Without this guidance, broadcasters have far more editorial discretion about how they interpret impartiality. Will they broadly aim to stop-watch airtime to ensure a fair balance between parties? Or will news values dictate which stories and parties are covered over the campaign? In 2015 the SNP received more airtime than UKIP and, on some evening bulletins, the Liberal Democrats. But without TV leaders’ debates can the Greens, Plaid Cymru or independent candidates gain national exposure?
Beyond the horserace narrative
With Labour and Conservative viewed as neck-and-neck in the polls, the horserace narrative dominated 2015 campaign coverage. According to the head of BBC News, the prospect of a hung parliament led a “coalitionology” in election reporting. Will opinion polls inform election coverage to the same degree as the 2015 campaign? Or will news about the policy differences between parties gain more attention? After all, unlike past elections, the ideological differences between parties are stark, with a genuinely left-wing Labour leader battling it out with a centre-right Conservative party.
The backdrop of the campaign will also be shaped by hard and soft positions on Brexit, with Liberal Democrats unashamedly chasing Remainers while UKIP attempt to hold on to as many Leave voters as possible. Meanwhile the SNP will focus on securing an independence vote, since the UK government will not negotiate a special EU status for Scotland in a country that voted Remain. Despite the NHS being named as the most important issue for voters, how far will Brexit dominate the news agenda and drown out domestic issues?
Newspapers also have a role in setting the tone of campaign coverage. Immediately after Theresa May announced the snap election, for example, a Daily Mail headline screamed “Crush the saboteurs” – meaning anyone opposed to Brexit should be silenced. Of course, the impartiality of broadcasters would prohibit this kind of explicit partisanship. But during the 2015 election campaign, newspapers did help set the broadcast agenda, with front page splashes prominently reported by television news bulletins. How far will the press influence campaign coverage in 2017? Given the hostility to “Red Ed” at the last election, how vitriolic will Crobyn’s brand of left-wing politics be reported in the right-wing press? And will this help legitimatise broadcast news criticism of the Labour Leader?

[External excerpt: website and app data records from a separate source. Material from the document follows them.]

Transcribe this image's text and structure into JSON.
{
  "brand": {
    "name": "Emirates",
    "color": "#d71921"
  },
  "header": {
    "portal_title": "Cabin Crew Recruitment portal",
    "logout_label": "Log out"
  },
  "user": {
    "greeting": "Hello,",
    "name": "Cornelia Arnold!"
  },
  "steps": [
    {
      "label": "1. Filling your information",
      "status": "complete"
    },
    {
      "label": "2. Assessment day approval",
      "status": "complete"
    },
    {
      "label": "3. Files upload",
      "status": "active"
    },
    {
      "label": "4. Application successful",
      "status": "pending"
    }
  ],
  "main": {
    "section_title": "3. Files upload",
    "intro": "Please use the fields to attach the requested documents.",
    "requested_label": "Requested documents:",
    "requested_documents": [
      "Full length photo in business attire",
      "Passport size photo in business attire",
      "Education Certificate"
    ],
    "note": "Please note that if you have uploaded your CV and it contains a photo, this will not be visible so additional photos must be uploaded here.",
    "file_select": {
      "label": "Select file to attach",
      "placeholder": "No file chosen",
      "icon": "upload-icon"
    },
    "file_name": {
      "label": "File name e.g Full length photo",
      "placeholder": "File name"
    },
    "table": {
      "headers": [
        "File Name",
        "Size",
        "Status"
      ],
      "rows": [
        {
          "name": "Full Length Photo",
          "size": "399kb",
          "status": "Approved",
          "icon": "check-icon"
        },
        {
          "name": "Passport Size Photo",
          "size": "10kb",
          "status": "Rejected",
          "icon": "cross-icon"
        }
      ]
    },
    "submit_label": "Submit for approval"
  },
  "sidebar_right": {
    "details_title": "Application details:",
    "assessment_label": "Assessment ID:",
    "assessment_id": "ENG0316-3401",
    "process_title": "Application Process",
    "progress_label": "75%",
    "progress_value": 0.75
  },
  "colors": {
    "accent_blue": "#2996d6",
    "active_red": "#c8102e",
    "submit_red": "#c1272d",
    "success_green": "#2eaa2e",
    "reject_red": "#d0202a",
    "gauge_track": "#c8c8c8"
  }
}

Political parties, of course, hold considerable agenda setting power in how they control campaign events. Spin doctors desperately attempt to avoid any “Gillian Duffy moments”, with highly staged walkabouts and limited campaign access. Remember a Sky News correspondent’s tweet in the 2015 campaign that revealed a Conservative rally being held in a huge barn behind closed doors? Despite being just a small crowd of Tory activists, television news did not supply the wide shot that would have exposed this staged managed event.
Will broadcasters more regularly question the party’s spin tactics in the 2017 election campaign? Could a more independent agenda be pursued, with coverage less tied to the party’s campaigning and more focussed on policy issues? And, unlike the EU referendum campaign, will more independent experts help scrutinise the pledges of parties to move reporting beyond the horserace narrative?
A team at Cardiff University will be answering these and many more questions by tracking coverage on the UK’s flagship TV bulletins – the BBC, ITV, Sky News and Channels 4 and 5 – during the election campaign. Stay tuned for updates about which parties are dominating coverage, who is setting the agenda, and how far broadcasters cover the issues voters need to know about before election day.
Stephen Cushion is a Reader at the Cardiff school of Journalism, Media and Cultural Studies. Recent work includes The Future of 24-Hour News: New Directions, New Challenges (2016, edited by Stephen Cushion and Richard Sambrook). New York: Peter Lang